▸ **Dataset records**

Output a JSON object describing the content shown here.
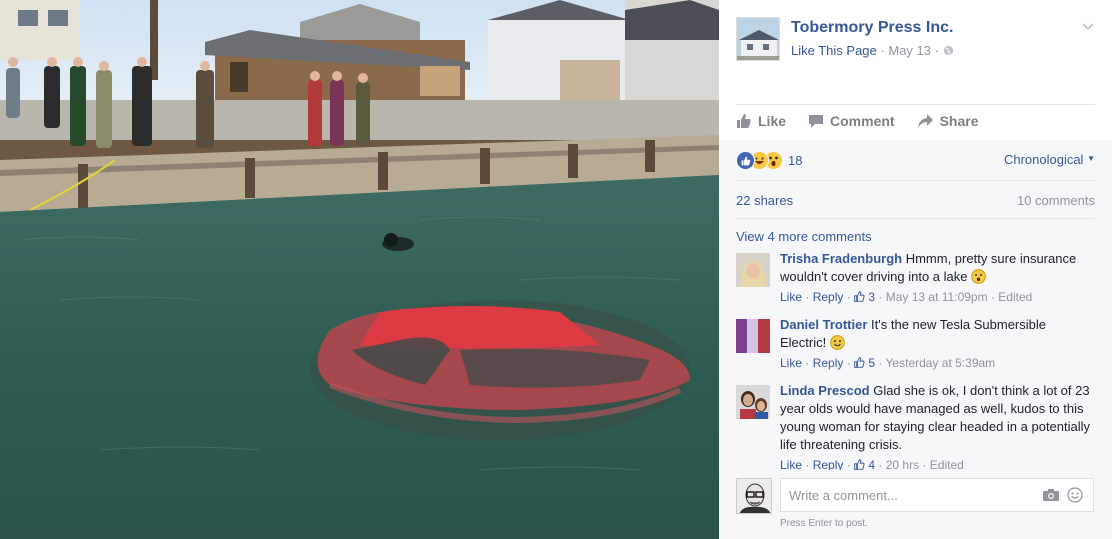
{
  "post": {
    "page_name": "Tobermory Press Inc.",
    "like_page": "Like This Page",
    "date": "May 13",
    "sep": "·"
  },
  "actions": {
    "like": "Like",
    "comment": "Comment",
    "share": "Share"
  },
  "stats": {
    "reaction_count": "18",
    "sort": "Chronological",
    "shares": "22 shares",
    "comments": "10 comments",
    "view_more": "View 4 more comments"
  },
  "comments": [
    {
      "name": "Trisha Fradenburgh",
      "text": "Hmmm, pretty sure insurance wouldn't cover driving into a lake",
      "like": "Like",
      "reply": "Reply",
      "likes": "3",
      "time": "May 13 at 11:09pm",
      "edited": "Edited"
    },
    {
      "name": "Daniel Trottier",
      "text": "It's the new Tesla Submersible Electric!",
      "like": "Like",
      "reply": "Reply",
      "likes": "5",
      "time": "Yesterday at 5:39am"
    },
    {
      "name": "Linda Prescod",
      "text": "Glad she is ok, I don't think a lot of 23 year olds would have managed as well, kudos to this young woman for staying clear headed in a potentially life threatening crisis.",
      "like": "Like",
      "reply": "Reply",
      "likes": "4",
      "time": "20 hrs",
      "edited": "Edited"
    }
  ],
  "composer": {
    "placeholder": "Write a comment...",
    "hint": "Press Enter to post."
  },
  "icons": {
    "like": "thumbs-up-icon",
    "comment": "speech-bubble-icon",
    "share": "share-arrow-icon",
    "globe": "globe-icon",
    "camera": "camera-icon",
    "emoji": "smiley-icon",
    "chevron": "chevron-down-icon"
  },
  "colors": {
    "link": "#365899",
    "meta": "#90949c",
    "panel": "#f6f7f9",
    "car": "#d8333a",
    "water": "#2f5a4e"
  }
}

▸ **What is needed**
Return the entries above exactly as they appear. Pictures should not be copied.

▸ **Exercise output**
Output a JSON object describing the content shown here.
{
  "post": {
    "page_name": "Tobermory Press Inc.",
    "like_page": "Like This Page",
    "date": "May 13",
    "sep": "·"
  },
  "actions": {
    "like": "Like",
    "comment": "Comment",
    "share": "Share"
  },
  "stats": {
    "reaction_count": "18",
    "sort": "Chronological",
    "shares": "22 shares",
    "comments": "10 comments",
    "view_more": "View 4 more comments"
  },
  "comments": [
    {
      "name": "Trisha Fradenburgh",
      "text": "Hmmm, pretty sure insurance wouldn't cover driving into a lake",
      "like": "Like",
      "reply": "Reply",
      "likes": "3",
      "time": "May 13 at 11:09pm",
      "edited": "Edited"
    },
    {
      "name": "Daniel Trottier",
      "text": "It's the new Tesla Submersible Electric!",
      "like": "Like",
      "reply": "Reply",
      "likes": "5",
      "time": "Yesterday at 5:39am"
    },
    {
      "name": "Linda Prescod",
      "text": "Glad she is ok, I don't think a lot of 23 year olds would have managed as well, kudos to this young woman for staying clear headed in a potentially life threatening crisis.",
      "like": "Like",
      "reply": "Reply",
      "likes": "4",
      "time": "20 hrs",
      "edited": "Edited"
    }
  ],
  "composer": {
    "placeholder": "Write a comment...",
    "hint": "Press Enter to post."
  },
  "icons": {
    "like": "thumbs-up-icon",
    "comment": "speech-bubble-icon",
    "share": "share-arrow-icon",
    "globe": "globe-icon",
    "camera": "camera-icon",
    "emoji": "smiley-icon",
    "chevron": "chevron-down-icon"
  },
  "colors": {
    "link": "#365899",
    "meta": "#90949c",
    "panel": "#f6f7f9",
    "car": "#d8333a",
    "water": "#2f5a4e"
  }
}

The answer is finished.